**Records from a dataset**.
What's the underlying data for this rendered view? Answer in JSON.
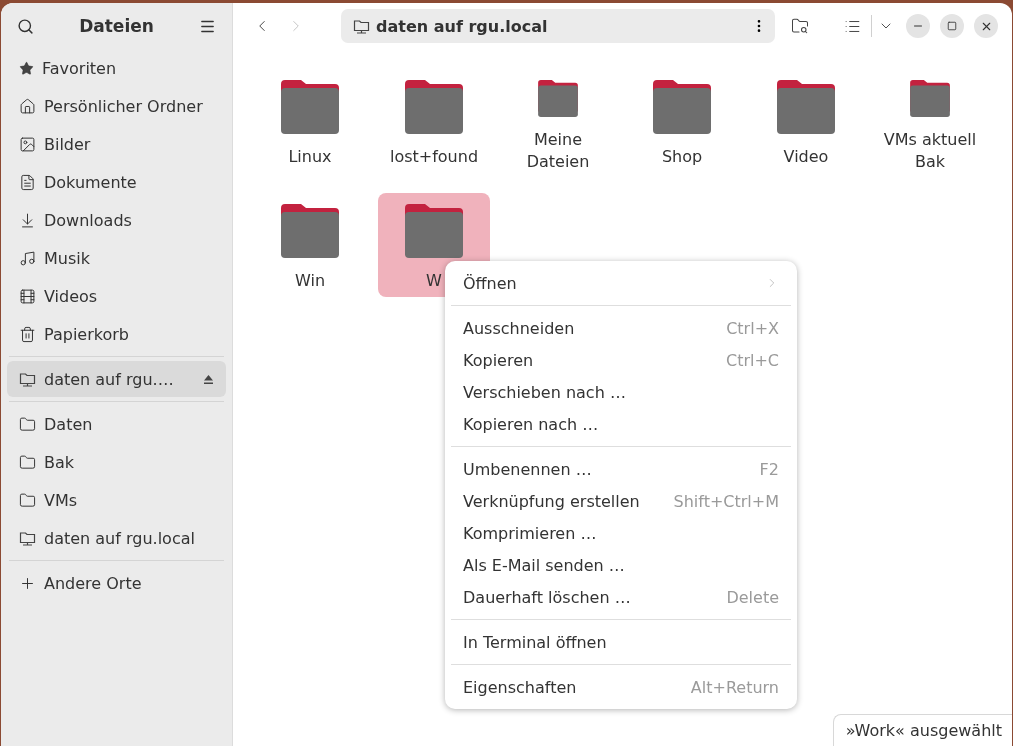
{
  "sidebar": {
    "title": "Dateien",
    "sections": [
      [
        {
          "label": "Favoriten",
          "kind": "star",
          "selected": false
        },
        {
          "label": "Persönlicher Ordner",
          "kind": "home",
          "selected": false
        },
        {
          "label": "Bilder",
          "kind": "image",
          "selected": false
        },
        {
          "label": "Dokumente",
          "kind": "document",
          "selected": false
        },
        {
          "label": "Downloads",
          "kind": "download",
          "selected": false
        },
        {
          "label": "Musik",
          "kind": "music",
          "selected": false
        },
        {
          "label": "Videos",
          "kind": "video",
          "selected": false
        },
        {
          "label": "Papierkorb",
          "kind": "trash",
          "selected": false
        }
      ],
      [
        {
          "label": "daten auf rgu.…",
          "kind": "network",
          "selected": true,
          "eject": true
        }
      ],
      [
        {
          "label": "Daten",
          "kind": "folder",
          "selected": false
        },
        {
          "label": "Bak",
          "kind": "folder",
          "selected": false
        },
        {
          "label": "VMs",
          "kind": "folder",
          "selected": false
        },
        {
          "label": "daten auf rgu.local",
          "kind": "network",
          "selected": false
        }
      ],
      [
        {
          "label": "Andere Orte",
          "kind": "plus",
          "selected": false
        }
      ]
    ]
  },
  "toolbar": {
    "back_disabled": false,
    "forward_disabled": true,
    "path": "daten auf rgu.local"
  },
  "folders": [
    {
      "name": "Linux",
      "selected": false
    },
    {
      "name": "lost+found",
      "selected": false
    },
    {
      "name": "Meine Dateien",
      "selected": false
    },
    {
      "name": "Shop",
      "selected": false
    },
    {
      "name": "Video",
      "selected": false
    },
    {
      "name": "VMs aktuell Bak",
      "selected": false
    },
    {
      "name": "Win",
      "selected": false
    },
    {
      "name": "W",
      "selected": true
    }
  ],
  "context_menu": [
    [
      {
        "label": "Öffnen",
        "submenu": true
      }
    ],
    [
      {
        "label": "Ausschneiden",
        "shortcut": "Ctrl+X"
      },
      {
        "label": "Kopieren",
        "shortcut": "Ctrl+C"
      },
      {
        "label": "Verschieben nach …"
      },
      {
        "label": "Kopieren nach …"
      }
    ],
    [
      {
        "label": "Umbenennen …",
        "shortcut": "F2"
      },
      {
        "label": "Verknüpfung erstellen",
        "shortcut": "Shift+Ctrl+M"
      },
      {
        "label": "Komprimieren …"
      },
      {
        "label": "Als E-Mail senden …"
      },
      {
        "label": "Dauerhaft löschen …",
        "shortcut": "Delete"
      }
    ],
    [
      {
        "label": "In Terminal öffnen"
      }
    ],
    [
      {
        "label": "Eigenschaften",
        "shortcut": "Alt+Return"
      }
    ]
  ],
  "status": "»Work« ausgewählt"
}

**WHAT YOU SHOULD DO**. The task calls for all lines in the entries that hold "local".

**ANSWER BOX**.
          "label": "daten auf rgu.local",
    "path": "daten auf rgu.local"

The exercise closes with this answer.